# YOUR INSTRUCTIONS
Using the records below, report how many lines hold "ΕΝΗΜΕΡΩΣΗΣ", with no extra text.

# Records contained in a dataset
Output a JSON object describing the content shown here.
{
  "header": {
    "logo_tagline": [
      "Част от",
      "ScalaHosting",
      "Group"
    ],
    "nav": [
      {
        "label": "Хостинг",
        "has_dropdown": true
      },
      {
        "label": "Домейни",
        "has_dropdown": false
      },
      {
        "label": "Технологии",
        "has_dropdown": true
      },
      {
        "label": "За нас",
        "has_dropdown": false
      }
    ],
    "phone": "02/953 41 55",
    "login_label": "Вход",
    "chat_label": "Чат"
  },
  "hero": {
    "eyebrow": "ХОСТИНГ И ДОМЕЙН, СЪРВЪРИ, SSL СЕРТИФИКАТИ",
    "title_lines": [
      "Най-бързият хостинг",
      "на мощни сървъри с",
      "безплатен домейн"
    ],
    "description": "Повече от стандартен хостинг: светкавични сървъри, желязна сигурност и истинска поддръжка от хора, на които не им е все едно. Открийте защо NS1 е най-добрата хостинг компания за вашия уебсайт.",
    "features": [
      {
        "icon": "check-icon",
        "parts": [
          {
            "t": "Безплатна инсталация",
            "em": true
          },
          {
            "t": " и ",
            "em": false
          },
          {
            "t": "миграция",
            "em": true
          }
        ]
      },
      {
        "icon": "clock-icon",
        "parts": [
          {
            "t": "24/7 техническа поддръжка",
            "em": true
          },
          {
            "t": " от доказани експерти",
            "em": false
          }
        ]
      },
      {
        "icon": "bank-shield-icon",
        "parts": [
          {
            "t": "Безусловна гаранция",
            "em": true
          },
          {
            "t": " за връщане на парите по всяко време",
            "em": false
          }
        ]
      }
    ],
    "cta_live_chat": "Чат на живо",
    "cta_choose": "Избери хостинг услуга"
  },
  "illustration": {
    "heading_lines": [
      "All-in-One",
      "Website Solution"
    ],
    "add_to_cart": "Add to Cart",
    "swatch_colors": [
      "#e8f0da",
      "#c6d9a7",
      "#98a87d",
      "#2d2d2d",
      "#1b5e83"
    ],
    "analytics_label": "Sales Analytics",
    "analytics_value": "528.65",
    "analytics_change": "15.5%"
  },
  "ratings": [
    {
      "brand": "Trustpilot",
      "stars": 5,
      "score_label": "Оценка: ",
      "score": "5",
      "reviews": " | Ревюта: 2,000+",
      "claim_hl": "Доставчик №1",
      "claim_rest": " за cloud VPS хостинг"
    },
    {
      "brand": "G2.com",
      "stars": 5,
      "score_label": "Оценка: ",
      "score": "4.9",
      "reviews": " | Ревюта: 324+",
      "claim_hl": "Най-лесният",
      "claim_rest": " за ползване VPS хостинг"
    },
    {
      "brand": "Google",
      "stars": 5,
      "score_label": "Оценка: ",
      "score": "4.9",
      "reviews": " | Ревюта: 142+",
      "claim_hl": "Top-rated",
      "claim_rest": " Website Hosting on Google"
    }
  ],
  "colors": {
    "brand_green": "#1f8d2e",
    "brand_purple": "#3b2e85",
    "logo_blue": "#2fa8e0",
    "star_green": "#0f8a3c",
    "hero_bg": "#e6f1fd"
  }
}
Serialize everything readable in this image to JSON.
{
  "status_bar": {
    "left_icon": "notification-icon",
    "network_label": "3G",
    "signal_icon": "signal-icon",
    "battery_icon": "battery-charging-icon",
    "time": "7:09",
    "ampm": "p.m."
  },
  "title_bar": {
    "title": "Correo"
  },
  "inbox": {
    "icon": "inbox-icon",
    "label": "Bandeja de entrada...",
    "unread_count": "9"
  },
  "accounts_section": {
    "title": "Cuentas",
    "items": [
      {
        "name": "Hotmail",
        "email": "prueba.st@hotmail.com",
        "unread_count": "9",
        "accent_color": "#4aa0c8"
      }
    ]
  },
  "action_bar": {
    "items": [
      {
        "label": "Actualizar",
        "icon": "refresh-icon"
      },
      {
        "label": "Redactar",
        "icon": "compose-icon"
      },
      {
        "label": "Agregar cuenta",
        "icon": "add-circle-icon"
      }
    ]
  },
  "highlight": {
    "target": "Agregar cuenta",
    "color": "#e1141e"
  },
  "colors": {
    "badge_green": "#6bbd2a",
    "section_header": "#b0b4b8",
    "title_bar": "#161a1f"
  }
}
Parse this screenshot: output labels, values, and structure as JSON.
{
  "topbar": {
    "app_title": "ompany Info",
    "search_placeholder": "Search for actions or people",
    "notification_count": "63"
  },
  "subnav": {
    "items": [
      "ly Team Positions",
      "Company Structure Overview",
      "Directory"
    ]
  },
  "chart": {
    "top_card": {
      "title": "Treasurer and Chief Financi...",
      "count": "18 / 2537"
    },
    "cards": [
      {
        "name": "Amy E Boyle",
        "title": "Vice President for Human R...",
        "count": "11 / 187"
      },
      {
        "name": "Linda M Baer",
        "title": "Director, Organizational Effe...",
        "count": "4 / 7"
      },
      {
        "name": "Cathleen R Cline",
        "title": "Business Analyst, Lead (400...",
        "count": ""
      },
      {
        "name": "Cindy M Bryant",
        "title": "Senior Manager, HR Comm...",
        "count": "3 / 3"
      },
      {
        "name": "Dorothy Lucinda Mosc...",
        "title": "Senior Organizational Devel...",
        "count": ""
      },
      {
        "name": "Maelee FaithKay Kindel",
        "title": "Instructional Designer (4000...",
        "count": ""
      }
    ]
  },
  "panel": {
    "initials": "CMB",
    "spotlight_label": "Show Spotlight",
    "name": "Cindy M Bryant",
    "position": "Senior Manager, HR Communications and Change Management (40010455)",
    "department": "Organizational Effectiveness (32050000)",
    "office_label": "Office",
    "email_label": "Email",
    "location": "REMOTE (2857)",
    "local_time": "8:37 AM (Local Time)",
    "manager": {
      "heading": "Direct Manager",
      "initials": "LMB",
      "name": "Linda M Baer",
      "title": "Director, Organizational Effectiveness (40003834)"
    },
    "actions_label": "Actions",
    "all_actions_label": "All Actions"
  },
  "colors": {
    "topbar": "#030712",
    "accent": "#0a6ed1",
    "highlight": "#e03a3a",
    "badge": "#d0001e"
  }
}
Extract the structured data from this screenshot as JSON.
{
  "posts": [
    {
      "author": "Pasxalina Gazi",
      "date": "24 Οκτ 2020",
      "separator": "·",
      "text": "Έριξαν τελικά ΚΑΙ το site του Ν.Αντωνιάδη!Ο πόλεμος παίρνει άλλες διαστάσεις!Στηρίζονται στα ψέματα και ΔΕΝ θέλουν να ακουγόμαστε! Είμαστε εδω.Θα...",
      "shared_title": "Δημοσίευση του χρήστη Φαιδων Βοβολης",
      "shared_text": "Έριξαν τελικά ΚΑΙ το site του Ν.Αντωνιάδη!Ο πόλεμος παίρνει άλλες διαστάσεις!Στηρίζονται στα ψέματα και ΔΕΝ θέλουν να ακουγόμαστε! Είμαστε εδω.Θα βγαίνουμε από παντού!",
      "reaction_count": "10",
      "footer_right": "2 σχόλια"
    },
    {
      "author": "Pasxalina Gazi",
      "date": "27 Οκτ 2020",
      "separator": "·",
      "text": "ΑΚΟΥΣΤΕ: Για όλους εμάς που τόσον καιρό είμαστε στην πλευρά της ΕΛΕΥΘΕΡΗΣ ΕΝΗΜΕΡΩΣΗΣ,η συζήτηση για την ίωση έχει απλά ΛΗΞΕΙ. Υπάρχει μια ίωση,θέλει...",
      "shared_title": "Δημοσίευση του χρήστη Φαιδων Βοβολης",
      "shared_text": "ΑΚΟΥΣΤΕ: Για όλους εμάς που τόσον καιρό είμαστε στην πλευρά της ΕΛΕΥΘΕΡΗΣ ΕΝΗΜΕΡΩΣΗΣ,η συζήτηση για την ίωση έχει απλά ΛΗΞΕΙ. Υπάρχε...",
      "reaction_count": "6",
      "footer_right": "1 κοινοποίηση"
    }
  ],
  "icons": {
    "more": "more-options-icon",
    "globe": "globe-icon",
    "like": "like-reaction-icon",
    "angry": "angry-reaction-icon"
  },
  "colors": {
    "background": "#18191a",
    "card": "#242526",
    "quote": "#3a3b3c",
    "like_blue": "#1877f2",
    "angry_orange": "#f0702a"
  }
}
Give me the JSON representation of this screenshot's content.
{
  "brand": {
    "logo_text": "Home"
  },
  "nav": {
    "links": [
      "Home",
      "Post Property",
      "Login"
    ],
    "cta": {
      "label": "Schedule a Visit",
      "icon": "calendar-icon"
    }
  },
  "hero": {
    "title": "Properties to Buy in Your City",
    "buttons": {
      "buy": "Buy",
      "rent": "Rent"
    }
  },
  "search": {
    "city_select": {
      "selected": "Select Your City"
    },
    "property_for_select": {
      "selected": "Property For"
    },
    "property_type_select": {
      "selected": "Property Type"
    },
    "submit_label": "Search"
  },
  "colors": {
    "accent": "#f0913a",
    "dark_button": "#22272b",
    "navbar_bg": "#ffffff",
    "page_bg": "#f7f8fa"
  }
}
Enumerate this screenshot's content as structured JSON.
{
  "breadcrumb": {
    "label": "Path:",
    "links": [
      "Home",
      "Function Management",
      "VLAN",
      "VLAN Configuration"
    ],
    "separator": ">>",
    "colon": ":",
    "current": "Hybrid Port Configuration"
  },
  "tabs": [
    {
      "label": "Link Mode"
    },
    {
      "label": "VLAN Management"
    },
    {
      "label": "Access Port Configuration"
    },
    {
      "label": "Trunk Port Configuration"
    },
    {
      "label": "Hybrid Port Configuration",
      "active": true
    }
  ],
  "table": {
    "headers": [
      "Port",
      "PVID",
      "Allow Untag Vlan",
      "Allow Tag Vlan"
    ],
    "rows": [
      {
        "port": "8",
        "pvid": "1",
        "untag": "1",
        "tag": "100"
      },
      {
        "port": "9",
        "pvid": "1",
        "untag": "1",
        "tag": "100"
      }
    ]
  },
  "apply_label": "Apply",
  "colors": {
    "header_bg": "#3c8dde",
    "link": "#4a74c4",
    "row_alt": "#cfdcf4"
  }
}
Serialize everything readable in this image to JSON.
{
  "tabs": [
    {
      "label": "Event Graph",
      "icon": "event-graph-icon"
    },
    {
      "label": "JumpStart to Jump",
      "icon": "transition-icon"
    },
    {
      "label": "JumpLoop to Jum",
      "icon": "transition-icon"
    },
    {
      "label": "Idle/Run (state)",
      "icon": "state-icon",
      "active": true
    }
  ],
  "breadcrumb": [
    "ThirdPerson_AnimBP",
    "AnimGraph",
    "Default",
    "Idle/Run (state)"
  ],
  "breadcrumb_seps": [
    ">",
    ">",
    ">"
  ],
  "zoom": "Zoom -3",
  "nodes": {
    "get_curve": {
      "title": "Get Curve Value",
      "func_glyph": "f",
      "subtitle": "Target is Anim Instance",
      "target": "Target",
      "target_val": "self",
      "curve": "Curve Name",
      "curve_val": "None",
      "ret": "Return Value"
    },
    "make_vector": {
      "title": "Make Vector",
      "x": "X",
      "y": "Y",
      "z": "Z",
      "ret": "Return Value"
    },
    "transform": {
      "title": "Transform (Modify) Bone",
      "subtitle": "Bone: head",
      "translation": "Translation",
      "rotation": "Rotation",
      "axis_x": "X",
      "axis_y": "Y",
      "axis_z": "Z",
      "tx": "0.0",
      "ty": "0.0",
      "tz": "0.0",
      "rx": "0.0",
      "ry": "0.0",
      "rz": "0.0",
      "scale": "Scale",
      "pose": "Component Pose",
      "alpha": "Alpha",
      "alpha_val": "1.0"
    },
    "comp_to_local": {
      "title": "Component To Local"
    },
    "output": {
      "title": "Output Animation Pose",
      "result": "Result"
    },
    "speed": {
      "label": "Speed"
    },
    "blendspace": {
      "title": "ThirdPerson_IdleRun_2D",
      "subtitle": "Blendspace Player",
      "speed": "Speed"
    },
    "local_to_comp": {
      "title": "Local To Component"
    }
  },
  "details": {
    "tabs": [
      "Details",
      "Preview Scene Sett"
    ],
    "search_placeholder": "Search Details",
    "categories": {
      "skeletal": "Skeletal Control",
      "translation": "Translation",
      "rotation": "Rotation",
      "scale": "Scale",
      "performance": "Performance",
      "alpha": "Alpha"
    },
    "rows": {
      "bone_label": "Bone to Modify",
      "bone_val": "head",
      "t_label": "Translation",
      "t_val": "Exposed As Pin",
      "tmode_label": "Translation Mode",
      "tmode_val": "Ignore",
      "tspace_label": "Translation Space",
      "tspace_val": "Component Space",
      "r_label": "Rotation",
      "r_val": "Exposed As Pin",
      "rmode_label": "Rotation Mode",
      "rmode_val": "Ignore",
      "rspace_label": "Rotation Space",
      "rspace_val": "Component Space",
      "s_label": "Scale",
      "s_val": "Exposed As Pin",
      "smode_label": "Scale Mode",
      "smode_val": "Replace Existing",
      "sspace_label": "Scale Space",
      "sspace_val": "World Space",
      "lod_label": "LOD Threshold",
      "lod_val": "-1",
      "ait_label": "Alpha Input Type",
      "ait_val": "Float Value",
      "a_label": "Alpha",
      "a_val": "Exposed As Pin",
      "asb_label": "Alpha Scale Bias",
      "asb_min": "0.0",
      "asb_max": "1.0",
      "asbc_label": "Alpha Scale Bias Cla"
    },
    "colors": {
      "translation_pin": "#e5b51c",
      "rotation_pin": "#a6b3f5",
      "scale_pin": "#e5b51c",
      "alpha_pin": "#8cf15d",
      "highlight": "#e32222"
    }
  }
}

# RESPONSE
2